Salk Institute scientists Richard Krauzlis and Jeff Long have each been promoted to full professor and associate professor, respectively, in the latest round of faculty reviews that took place in March.
The promotions were based on recommendations by the Salk faculty and non-resident fellows, then approved by President Bill Brody and the Institute's Board of Trustees.
Krauzlis is interested in understanding the brain mechanisms that link motor control to sensory and cognitive processing. The long-term goal of his research is to understand how neural circuits distributed across multiple brain regions coordinate even simple motor outputs like eye movements to higher-order processes, such as attention, perception and executive control.
This information is a fundamental step toward developing better clinical approaches to complex disorders of attention and impulse control, such as attention deficit hyperactivity disorder and autism. A graduate of Princeton University and the University of California at San Francisco, the latter being where he received his doctorate, Krauzlis joined the Salk Institute in 1997.
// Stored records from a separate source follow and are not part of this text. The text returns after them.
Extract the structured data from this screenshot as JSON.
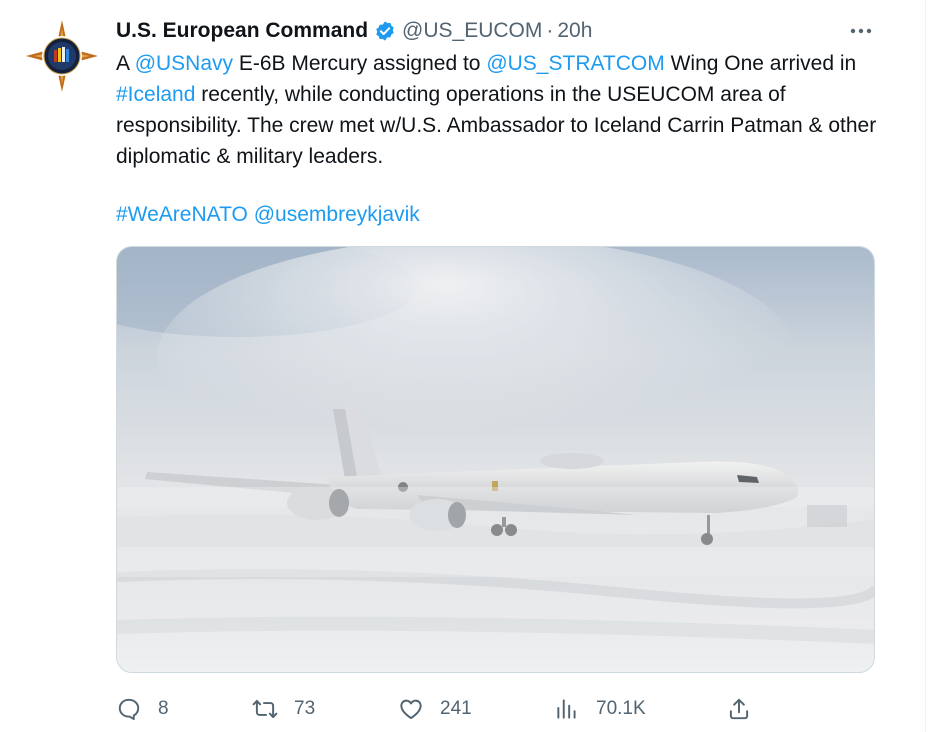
{
  "tweet": {
    "author_name": "U.S. European Command",
    "handle": "@US_EUCOM",
    "separator": "·",
    "time": "20h",
    "verified_icon": "verified-badge-icon",
    "more_icon": "more-icon",
    "text": {
      "p1": "A ",
      "mention_usnavy": "@USNavy",
      "p2": " E-6B Mercury assigned to ",
      "mention_stratcom": "@US_STRATCOM",
      "p3": " Wing One arrived in ",
      "hashtag_iceland": "#Iceland",
      "p4": " recently, while conducting operations in the USEUCOM area of responsibility. The crew met w/U.S. Ambassador to Iceland Carrin Patman & other diplomatic & military leaders."
    },
    "tags": {
      "hashtag_wearenato": "#WeAreNATO",
      "mention_embassy": "@usembreykjavik"
    },
    "media": {
      "description_icon": "photo-e6b-aircraft-snow"
    },
    "actions": {
      "replies": "8",
      "retweets": "73",
      "likes": "241",
      "views": "70.1K"
    },
    "colors": {
      "link": "#1d9bf0",
      "text": "#0f1419",
      "secondary": "#536471"
    }
  }
}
Long, who conducts his research in the Salk's Plant Molecular and Cellular Biology Laboratory, studies embryogenesis in arabidopsis, the lab rat for plant biologists. His lab focuses on the TOPLESS gene, so named because of its power to regulate the development of a shoot or a root structure from a seedling. His team has learned how to control the function of this gene, which ultimately can serve to manipulate plant structure and agricultural output.
A recipient of the Ray Thomas Edwards Foundation Career Development Award and graduate of the University of Wisconsin— Madison, where he received his doctoral degree, Long conducted his postdoctoral research at the California Institute of Technology before joining the Salk in 2003.